* **Work required**
Repeat every record below exactly as it appears.

* **Records for this task**
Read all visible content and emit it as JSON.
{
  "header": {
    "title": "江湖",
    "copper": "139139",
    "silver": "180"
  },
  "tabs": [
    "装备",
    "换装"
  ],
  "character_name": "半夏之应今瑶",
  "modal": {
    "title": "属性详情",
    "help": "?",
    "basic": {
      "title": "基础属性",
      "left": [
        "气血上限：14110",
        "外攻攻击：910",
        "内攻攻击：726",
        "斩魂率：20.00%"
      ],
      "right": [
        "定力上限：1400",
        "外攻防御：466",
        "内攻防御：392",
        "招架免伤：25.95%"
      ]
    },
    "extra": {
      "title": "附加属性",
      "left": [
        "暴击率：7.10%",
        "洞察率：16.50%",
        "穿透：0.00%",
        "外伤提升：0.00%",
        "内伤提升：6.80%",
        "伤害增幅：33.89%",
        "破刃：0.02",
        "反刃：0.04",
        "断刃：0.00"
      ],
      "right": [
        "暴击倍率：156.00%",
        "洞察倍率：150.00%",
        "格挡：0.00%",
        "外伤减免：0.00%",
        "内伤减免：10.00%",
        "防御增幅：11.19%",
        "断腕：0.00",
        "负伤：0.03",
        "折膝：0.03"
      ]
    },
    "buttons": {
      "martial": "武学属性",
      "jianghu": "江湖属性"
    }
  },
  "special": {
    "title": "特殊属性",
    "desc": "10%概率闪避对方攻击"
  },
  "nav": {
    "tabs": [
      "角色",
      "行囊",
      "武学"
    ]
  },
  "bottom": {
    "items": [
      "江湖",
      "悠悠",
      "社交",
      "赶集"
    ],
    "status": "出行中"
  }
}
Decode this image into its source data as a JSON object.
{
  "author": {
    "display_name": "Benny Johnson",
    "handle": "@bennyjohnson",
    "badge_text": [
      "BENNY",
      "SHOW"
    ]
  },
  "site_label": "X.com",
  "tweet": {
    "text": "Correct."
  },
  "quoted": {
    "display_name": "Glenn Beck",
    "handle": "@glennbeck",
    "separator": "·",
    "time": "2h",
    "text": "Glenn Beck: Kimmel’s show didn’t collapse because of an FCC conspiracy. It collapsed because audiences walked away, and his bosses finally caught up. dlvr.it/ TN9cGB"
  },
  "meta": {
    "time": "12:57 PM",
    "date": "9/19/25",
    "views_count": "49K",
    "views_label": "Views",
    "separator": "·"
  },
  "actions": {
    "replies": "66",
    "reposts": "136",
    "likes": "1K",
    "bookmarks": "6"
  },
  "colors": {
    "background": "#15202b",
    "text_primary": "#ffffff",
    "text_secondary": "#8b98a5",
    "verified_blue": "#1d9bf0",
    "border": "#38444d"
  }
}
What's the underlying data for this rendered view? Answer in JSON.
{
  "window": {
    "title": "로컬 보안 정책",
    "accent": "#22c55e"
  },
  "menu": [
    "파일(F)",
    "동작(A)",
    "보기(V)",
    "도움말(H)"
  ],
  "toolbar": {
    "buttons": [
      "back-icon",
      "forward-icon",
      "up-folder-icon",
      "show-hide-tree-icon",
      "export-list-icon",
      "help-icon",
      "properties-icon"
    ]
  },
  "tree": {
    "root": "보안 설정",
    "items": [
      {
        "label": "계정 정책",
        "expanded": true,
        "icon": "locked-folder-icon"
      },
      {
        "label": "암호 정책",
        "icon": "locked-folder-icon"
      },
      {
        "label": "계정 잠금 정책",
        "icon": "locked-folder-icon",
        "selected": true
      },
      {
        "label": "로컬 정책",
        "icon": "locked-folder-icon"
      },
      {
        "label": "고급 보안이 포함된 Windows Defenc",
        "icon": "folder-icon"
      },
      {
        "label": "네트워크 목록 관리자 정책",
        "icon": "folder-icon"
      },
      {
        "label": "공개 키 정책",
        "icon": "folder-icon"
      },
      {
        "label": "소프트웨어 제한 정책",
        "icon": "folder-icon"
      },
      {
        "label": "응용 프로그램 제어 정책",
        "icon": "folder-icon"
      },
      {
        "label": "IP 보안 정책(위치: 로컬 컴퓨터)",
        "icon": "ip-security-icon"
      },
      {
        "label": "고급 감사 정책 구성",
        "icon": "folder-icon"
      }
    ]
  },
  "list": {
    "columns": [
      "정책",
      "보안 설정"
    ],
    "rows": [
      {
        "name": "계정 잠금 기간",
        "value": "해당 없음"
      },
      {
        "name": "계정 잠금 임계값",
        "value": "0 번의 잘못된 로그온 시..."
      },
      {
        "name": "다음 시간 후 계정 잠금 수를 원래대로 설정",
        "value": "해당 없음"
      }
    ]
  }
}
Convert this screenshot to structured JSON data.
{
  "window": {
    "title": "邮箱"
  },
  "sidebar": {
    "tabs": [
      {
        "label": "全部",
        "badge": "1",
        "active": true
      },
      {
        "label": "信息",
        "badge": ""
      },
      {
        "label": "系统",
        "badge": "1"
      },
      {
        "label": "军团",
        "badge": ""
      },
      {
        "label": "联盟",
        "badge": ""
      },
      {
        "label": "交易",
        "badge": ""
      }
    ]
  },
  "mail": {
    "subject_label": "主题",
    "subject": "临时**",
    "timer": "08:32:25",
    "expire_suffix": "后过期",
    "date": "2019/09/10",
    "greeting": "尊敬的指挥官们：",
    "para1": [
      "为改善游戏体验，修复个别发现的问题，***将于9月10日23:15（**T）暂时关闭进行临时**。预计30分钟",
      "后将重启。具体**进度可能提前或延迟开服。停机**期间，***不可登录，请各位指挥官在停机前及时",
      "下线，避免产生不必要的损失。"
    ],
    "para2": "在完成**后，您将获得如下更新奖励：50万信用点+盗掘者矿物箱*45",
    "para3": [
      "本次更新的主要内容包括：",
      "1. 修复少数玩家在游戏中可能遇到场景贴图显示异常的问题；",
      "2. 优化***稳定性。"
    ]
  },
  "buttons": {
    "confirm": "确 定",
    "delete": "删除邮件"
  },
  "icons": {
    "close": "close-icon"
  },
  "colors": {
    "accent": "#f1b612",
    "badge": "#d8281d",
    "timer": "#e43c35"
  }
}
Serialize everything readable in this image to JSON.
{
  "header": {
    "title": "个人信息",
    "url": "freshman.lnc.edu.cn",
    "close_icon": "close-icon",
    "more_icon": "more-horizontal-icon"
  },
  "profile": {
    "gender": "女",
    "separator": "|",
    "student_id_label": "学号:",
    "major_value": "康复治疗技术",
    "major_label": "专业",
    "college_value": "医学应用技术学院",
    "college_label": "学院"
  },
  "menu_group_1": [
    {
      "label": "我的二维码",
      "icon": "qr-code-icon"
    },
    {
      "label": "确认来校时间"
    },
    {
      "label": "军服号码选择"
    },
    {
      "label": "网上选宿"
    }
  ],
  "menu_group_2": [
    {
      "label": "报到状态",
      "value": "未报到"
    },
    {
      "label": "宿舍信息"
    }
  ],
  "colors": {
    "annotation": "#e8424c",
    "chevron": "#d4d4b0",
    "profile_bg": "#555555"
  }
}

* **Result**
Read all visible content and emit it as JSON.
{
  "header": {
    "title": "江湖",
    "copper": "139139",
    "silver": "180"
  },
  "tabs": [
    "装备",
    "换装"
  ],
  "character_name": "半夏之应今瑶",
  "modal": {
    "title": "属性详情",
    "help": "?",
    "basic": {
      "title": "基础属性",
      "left": [
        "气血上限：14110",
        "外攻攻击：910",
        "内攻攻击：726",
        "斩魂率：20.00%"
      ],
      "right": [
        "定力上限：1400",
        "外攻防御：466",
        "内攻防御：392",
        "招架免伤：25.95%"
      ]
    },
    "extra": {
      "title": "附加属性",
      "left": [
        "暴击率：7.10%",
        "洞察率：16.50%",
        "穿透：0.00%",
        "外伤提升：0.00%",
        "内伤提升：6.80%",
        "伤害增幅：33.89%",
        "破刃：0.02",
        "反刃：0.04",
        "断刃：0.00"
      ],
      "right": [
        "暴击倍率：156.00%",
        "洞察倍率：150.00%",
        "格挡：0.00%",
        "外伤减免：0.00%",
        "内伤减免：10.00%",
        "防御增幅：11.19%",
        "断腕：0.00",
        "负伤：0.03",
        "折膝：0.03"
      ]
    },
    "buttons": {
      "martial": "武学属性",
      "jianghu": "江湖属性"
    }
  },
  "special": {
    "title": "特殊属性",
    "desc": "10%概率闪避对方攻击"
  },
  "nav": {
    "tabs": [
      "角色",
      "行囊",
      "武学"
    ]
  },
  "bottom": {
    "items": [
      "江湖",
      "悠悠",
      "社交",
      "赶集"
    ],
    "status": "出行中"
  }
}
Decode this image into its source data as a JSON object.
{
  "author": {
    "display_name": "Benny Johnson",
    "handle": "@bennyjohnson",
    "badge_text": [
      "BENNY",
      "SHOW"
    ]
  },
  "site_label": "X.com",
  "tweet": {
    "text": "Correct."
  },
  "quoted": {
    "display_name": "Glenn Beck",
    "handle": "@glennbeck",
    "separator": "·",
    "time": "2h",
    "text": "Glenn Beck: Kimmel’s show didn’t collapse because of an FCC conspiracy. It collapsed because audiences walked away, and his bosses finally caught up. dlvr.it/ TN9cGB"
  },
  "meta": {
    "time": "12:57 PM",
    "date": "9/19/25",
    "views_count": "49K",
    "views_label": "Views",
    "separator": "·"
  },
  "actions": {
    "replies": "66",
    "reposts": "136",
    "likes": "1K",
    "bookmarks": "6"
  },
  "colors": {
    "background": "#15202b",
    "text_primary": "#ffffff",
    "text_secondary": "#8b98a5",
    "verified_blue": "#1d9bf0",
    "border": "#38444d"
  }
}
What's the underlying data for this rendered view? Answer in JSON.
{
  "window": {
    "title": "로컬 보안 정책",
    "accent": "#22c55e"
  },
  "menu": [
    "파일(F)",
    "동작(A)",
    "보기(V)",
    "도움말(H)"
  ],
  "toolbar": {
    "buttons": [
      "back-icon",
      "forward-icon",
      "up-folder-icon",
      "show-hide-tree-icon",
      "export-list-icon",
      "help-icon",
      "properties-icon"
    ]
  },
  "tree": {
    "root": "보안 설정",
    "items": [
      {
        "label": "계정 정책",
        "expanded": true,
        "icon": "locked-folder-icon"
      },
      {
        "label": "암호 정책",
        "icon": "locked-folder-icon"
      },
      {
        "label": "계정 잠금 정책",
        "icon": "locked-folder-icon",
        "selected": true
      },
      {
        "label": "로컬 정책",
        "icon": "locked-folder-icon"
      },
      {
        "label": "고급 보안이 포함된 Windows Defenc",
        "icon": "folder-icon"
      },
      {
        "label": "네트워크 목록 관리자 정책",
        "icon": "folder-icon"
      },
      {
        "label": "공개 키 정책",
        "icon": "folder-icon"
      },
      {
        "label": "소프트웨어 제한 정책",
        "icon": "folder-icon"
      },
      {
        "label": "응용 프로그램 제어 정책",
        "icon": "folder-icon"
      },
      {
        "label": "IP 보안 정책(위치: 로컬 컴퓨터)",
        "icon": "ip-security-icon"
      },
      {
        "label": "고급 감사 정책 구성",
        "icon": "folder-icon"
      }
    ]
  },
  "list": {
    "columns": [
      "정책",
      "보안 설정"
    ],
    "rows": [
      {
        "name": "계정 잠금 기간",
        "value": "해당 없음"
      },
      {
        "name": "계정 잠금 임계값",
        "value": "0 번의 잘못된 로그온 시..."
      },
      {
        "name": "다음 시간 후 계정 잠금 수를 원래대로 설정",
        "value": "해당 없음"
      }
    ]
  }
}
Convert this screenshot to structured JSON data.
{
  "window": {
    "title": "邮箱"
  },
  "sidebar": {
    "tabs": [
      {
        "label": "全部",
        "badge": "1",
        "active": true
      },
      {
        "label": "信息",
        "badge": ""
      },
      {
        "label": "系统",
        "badge": "1"
      },
      {
        "label": "军团",
        "badge": ""
      },
      {
        "label": "联盟",
        "badge": ""
      },
      {
        "label": "交易",
        "badge": ""
      }
    ]
  },
  "mail": {
    "subject_label": "主题",
    "subject": "临时**",
    "timer": "08:32:25",
    "expire_suffix": "后过期",
    "date": "2019/09/10",
    "greeting": "尊敬的指挥官们：",
    "para1": [
      "为改善游戏体验，修复个别发现的问题，***将于9月10日23:15（**T）暂时关闭进行临时**。预计30分钟",
      "后将重启。具体**进度可能提前或延迟开服。停机**期间，***不可登录，请各位指挥官在停机前及时",
      "下线，避免产生不必要的损失。"
    ],
    "para2": "在完成**后，您将获得如下更新奖励：50万信用点+盗掘者矿物箱*45",
    "para3": [
      "本次更新的主要内容包括：",
      "1. 修复少数玩家在游戏中可能遇到场景贴图显示异常的问题；",
      "2. 优化***稳定性。"
    ]
  },
  "buttons": {
    "confirm": "确 定",
    "delete": "删除邮件"
  },
  "icons": {
    "close": "close-icon"
  },
  "colors": {
    "accent": "#f1b612",
    "badge": "#d8281d",
    "timer": "#e43c35"
  }
}
Serialize everything readable in this image to JSON.
{
  "header": {
    "title": "个人信息",
    "url": "freshman.lnc.edu.cn",
    "close_icon": "close-icon",
    "more_icon": "more-horizontal-icon"
  },
  "profile": {
    "gender": "女",
    "separator": "|",
    "student_id_label": "学号:",
    "major_value": "康复治疗技术",
    "major_label": "专业",
    "college_value": "医学应用技术学院",
    "college_label": "学院"
  },
  "menu_group_1": [
    {
      "label": "我的二维码",
      "icon": "qr-code-icon"
    },
    {
      "label": "确认来校时间"
    },
    {
      "label": "军服号码选择"
    },
    {
      "label": "网上选宿"
    }
  ],
  "menu_group_2": [
    {
      "label": "报到状态",
      "value": "未报到"
    },
    {
      "label": "宿舍信息"
    }
  ],
  "colors": {
    "annotation": "#e8424c",
    "chevron": "#d4d4b0",
    "profile_bg": "#555555"
  }
}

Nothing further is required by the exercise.